PhD thesis of Nikolaos Alexandridis (UBO) defended on 28/03/2017
Supervisors: Cédric Bacher, Fred Jean
Benthic macroinvertebrates are part of a complex network of interactions with their abiotic environment, their resources and with each other. The spatial and temporal scales of the processes that form the basis for these interactions have traditionally restricted their empirical study throughthe development of statistical models. Mechanistic models, being free of logistical limitations, offer an alternative tool for the study of potential community assembly mechanisms. Their development is, however, restricted by a lack of knowledge on the mechanisms that structure benthic communities. In the context of this thesis, the first chapter of the manuscript attempts a review of the statistical and mechanistic modelling tools that have been applied to marine benthic macroinvertebrates. The objective is to identify a technique that would allow the study of the dynamic behaviour of benthic biodiversity in a spatially explicit way based on existing datasets.
The implementation of a mechanistic modelling framework seems fitting, but it requires the derivation of a limited number of model entities with a clear functional role. The second chapter of the manuscript employs the emergent group hypothesis in order to do that in a way that is objective and testable. It combines an abundance dataset of benthic macroinvertebrate species from the Rance estuary collected in 1995 with a matrix of biological traits that describe the role of 240 species in 7 general community assembly mechanisms. The resulting aggregation into 20 functional groups is tested against the assumptions of the emergent group hypothesis. The generally positive results support the ability of the grouping to represent functional diversity in the Rance estuary. A first look at the emergent groups also provides some insight into the potential role of a few general mechanisms in shaping benthic communities.
The lack of quantitative knowledge for the attribution of relationships among the previously derived functional components is still important. The third chapter of the manuscript addresses this issue based on ecological theories that predict the existence of functional trade-offs operating at both large and small spatial scales. The former represent processes of environmental filtering, while the latter involve trade-offs with respect to life history characteristics. Observed trait associations appear to agree with these predictions, in support of the potential of the respective processes to shape benthic communities in the Rance estuary. In a first inception of the system, elements of ecological theory and expert knowledge are incorporated in the form of general rules of interaction into 2 qualitative models of the 20 functional groups. The general stability of these models illustrates their potential to constitute a plausible representation of the natural world. Their structure could offer clues to the direction that the system might take in response to perturbations.

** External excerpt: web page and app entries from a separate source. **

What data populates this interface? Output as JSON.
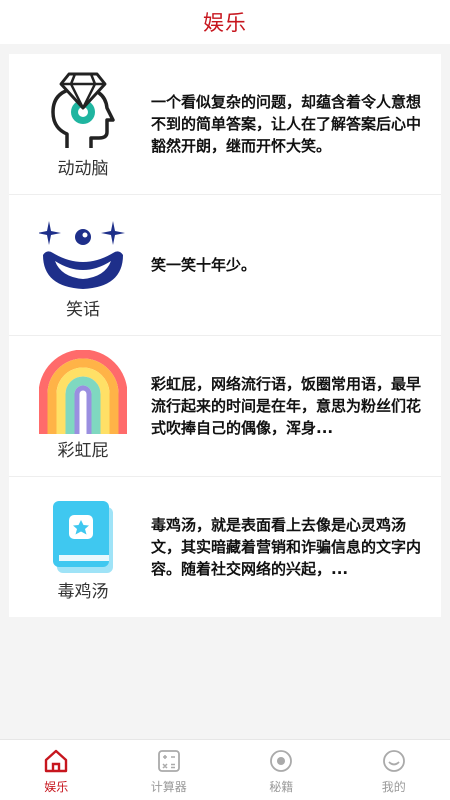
{
  "header": {
    "title": "娱乐"
  },
  "items": [
    {
      "label": "动动脑",
      "description": "一个看似复杂的问题，却蕴含着令人意想不到的简单答案，让人在了解答案后心中豁然开朗，继而开怀大笑。",
      "icon": "brain-diamond-icon"
    },
    {
      "label": "笑话",
      "description": "笑一笑十年少。",
      "icon": "clown-face-icon"
    },
    {
      "label": "彩虹屁",
      "description": "彩虹屁，网络流行语，饭圈常用语，最早流行起来的时间是在年，意思为粉丝们花式吹捧自己的偶像，浑身...",
      "icon": "rainbow-icon"
    },
    {
      "label": "毒鸡汤",
      "description": "毒鸡汤，就是表面看上去像是心灵鸡汤文，其实暗藏着营销和诈骗信息的文字内容。随着社交网络的兴起，...",
      "icon": "book-flower-icon"
    }
  ],
  "tabbar": {
    "tabs": [
      {
        "label": "娱乐",
        "icon": "home-icon",
        "active": true
      },
      {
        "label": "计算器",
        "icon": "calculator-icon",
        "active": false
      },
      {
        "label": "秘籍",
        "icon": "target-icon",
        "active": false
      },
      {
        "label": "我的",
        "icon": "smiley-icon",
        "active": false
      }
    ]
  },
  "colors": {
    "accent": "#c7161e",
    "inactive": "#9a9a9a",
    "teal": "#1fb5a0",
    "navy": "#1e2f8a",
    "book": "#3fc8f0"
  }
}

In spite of the interest in developing and analysing qualitative mathematical models, the goal of studying the dynamic and spatially explicit behaviour of benthic biodiversity can only be reached by a model with the same characteristics. The fourth chapter of the manuscript presents the architecture of an individual-based model, primarily transferring the rules of interaction from the qualitative models to a dynamic and spatially explicit framework. It is the first version of a model that allows the transition from the level of individuals to that of the Rance estuary. The sensitivity analysis of the model can identify the key processes controlling the spatial and temporal behaviour of benthic biodiversity. These results are discussed in the context of the development of a general modelling framework and its transferability to other sites with the goal of assessing the functioning and potential response of benthic ecosystems to perturbations.